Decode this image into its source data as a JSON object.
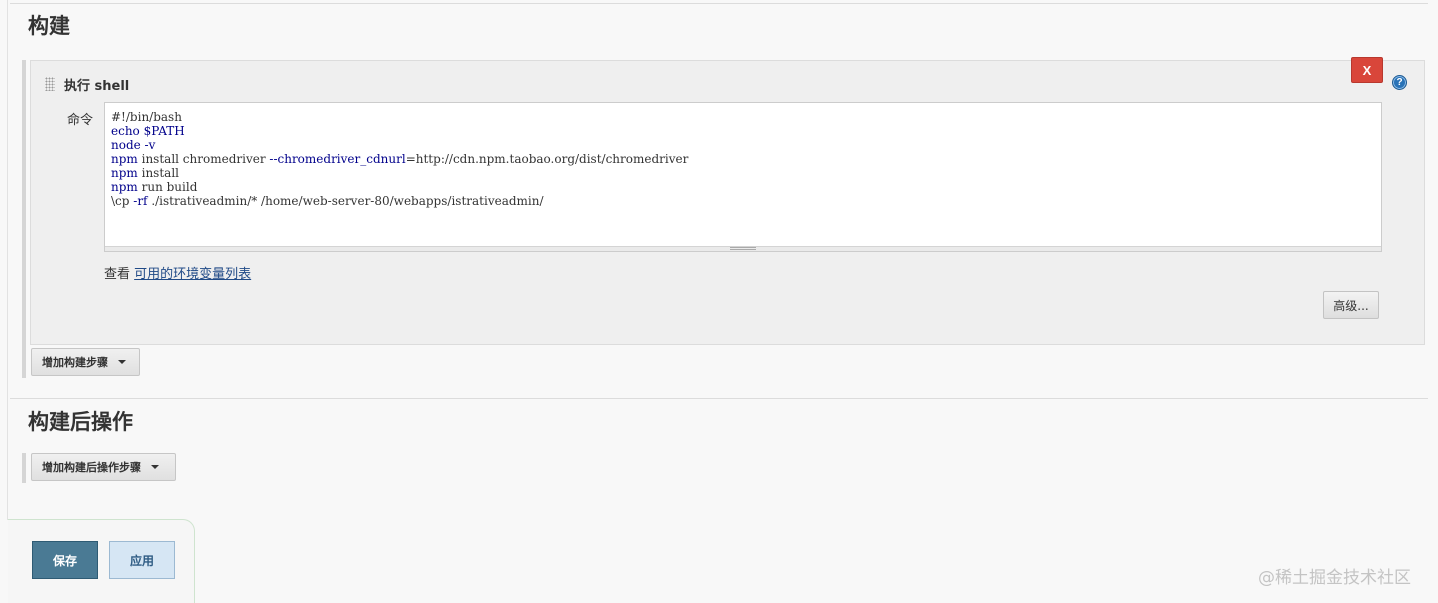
{
  "build": {
    "section_title": "构建",
    "step": {
      "title": "执行 shell",
      "delete_label": "X",
      "help_label": "?",
      "command_label": "命令",
      "command_lines": [
        {
          "kw": "",
          "rest": "#!/bin/bash"
        },
        {
          "kw": "echo $PATH",
          "rest": ""
        },
        {
          "kw": "node -v",
          "rest": ""
        },
        {
          "kw": "npm",
          "rest": " install chromedriver ",
          "flag": "--chromedriver_cdnurl",
          "tail": "=http://cdn.npm.taobao.org/dist/chromedriver"
        },
        {
          "kw": "npm",
          "rest": " install"
        },
        {
          "kw": "npm",
          "rest": " run build"
        },
        {
          "kw": "",
          "rest": "\\cp ",
          "flag": "-rf",
          "tail": " ./istrativeadmin/* /home/web-server-80/webapps/istrativeadmin/"
        }
      ],
      "env_prefix": "查看 ",
      "env_link": "可用的环境变量列表",
      "advanced_label": "高级..."
    },
    "add_step_label": "增加构建步骤"
  },
  "post_build": {
    "section_title": "构建后操作",
    "add_step_label": "增加构建后操作步骤"
  },
  "footer": {
    "save_label": "保存",
    "apply_label": "应用"
  },
  "watermark": "@稀土掘金技术社区"
}
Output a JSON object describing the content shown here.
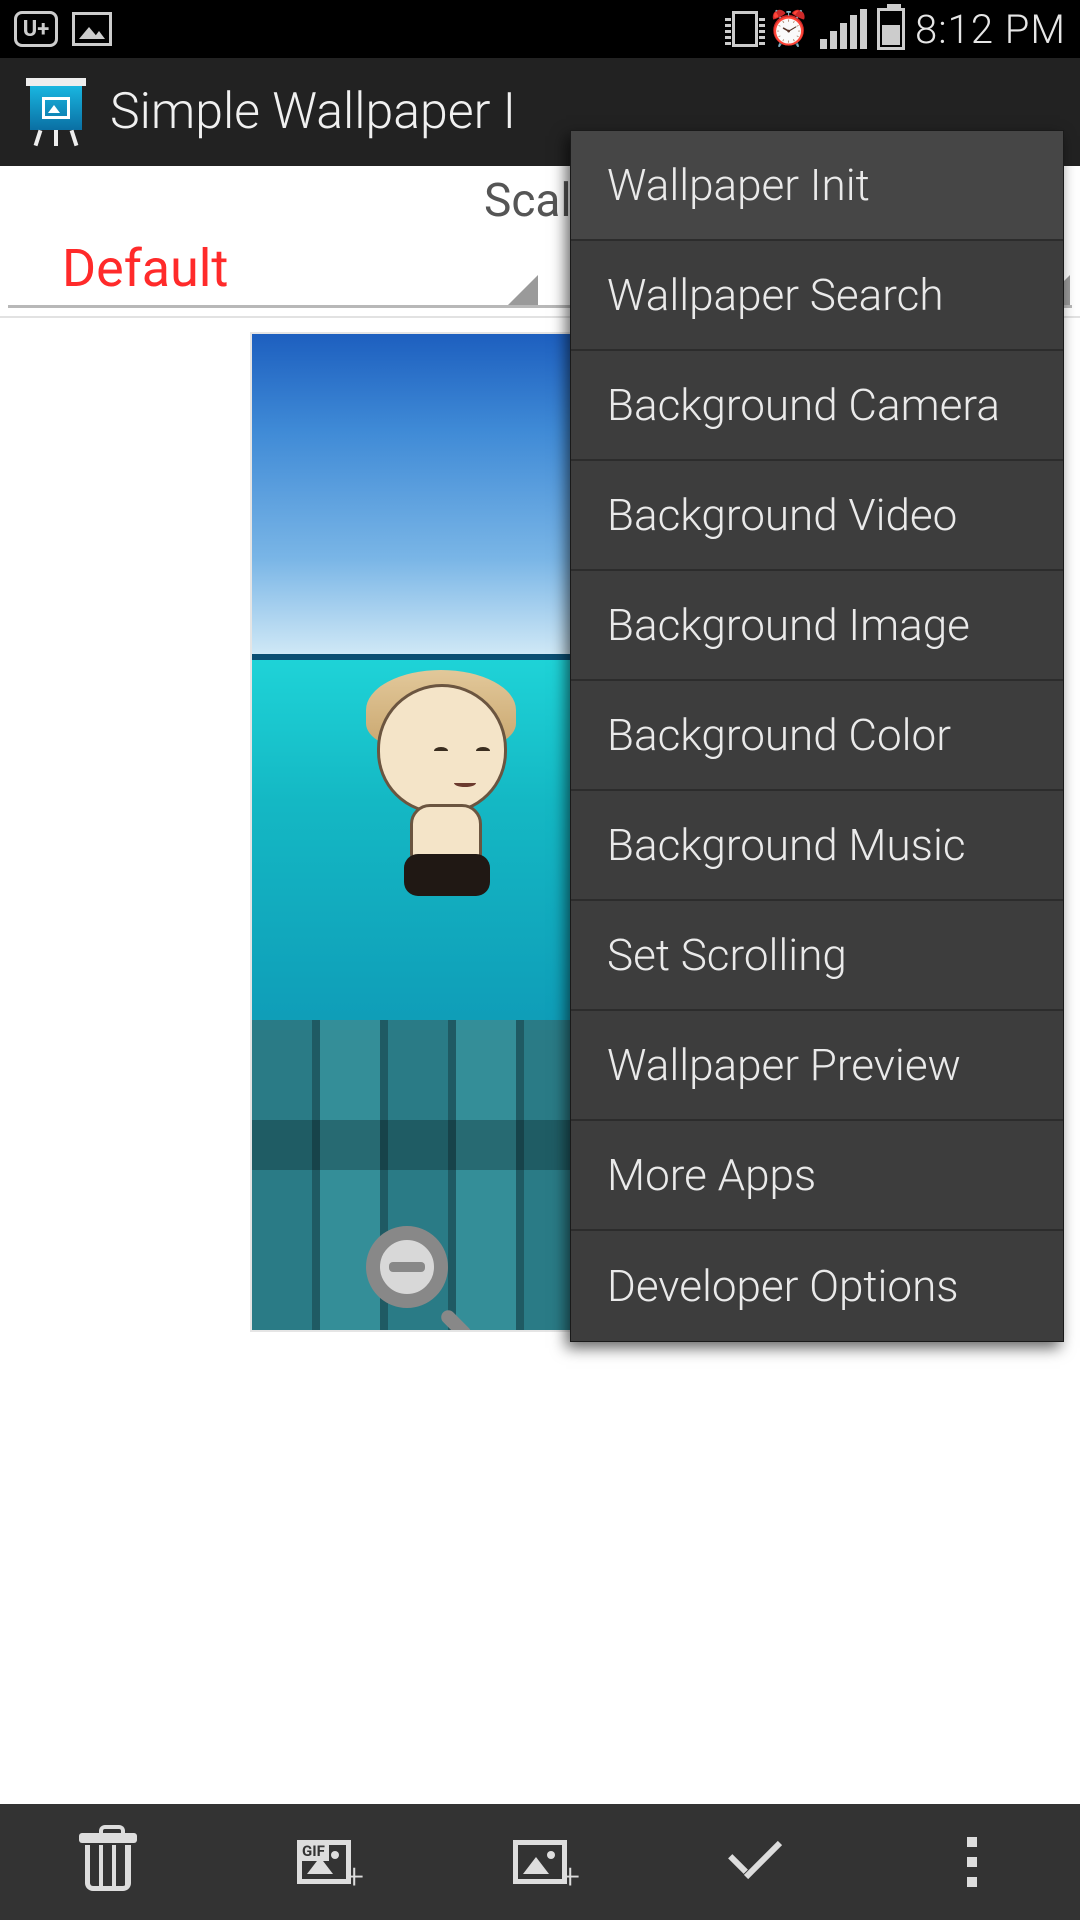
{
  "status_bar": {
    "carrier_badge": "U+",
    "time": "8:12 PM"
  },
  "app_bar": {
    "title": "Simple Wallpaper I"
  },
  "scale_row": {
    "label": "Scale",
    "spinner_left": "Default",
    "spinner_right": ""
  },
  "overflow_menu": {
    "items": [
      "Wallpaper Init",
      "Wallpaper Search",
      "Background Camera",
      "Background Video",
      "Background Image",
      "Background Color",
      "Background Music",
      "Set Scrolling",
      "Wallpaper Preview",
      "More Apps",
      "Developer Options"
    ]
  },
  "bottom_bar": {
    "actions": {
      "delete": "delete",
      "add_gif": "add-gif",
      "add_image": "add-image",
      "confirm": "confirm",
      "overflow": "overflow"
    }
  },
  "colors": {
    "accent_red": "#ff2a2a",
    "menu_bg": "#3d3d3d",
    "appbar_bg": "#222222",
    "bottombar_bg": "#333333"
  }
}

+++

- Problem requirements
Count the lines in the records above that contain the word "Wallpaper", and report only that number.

- Response below
4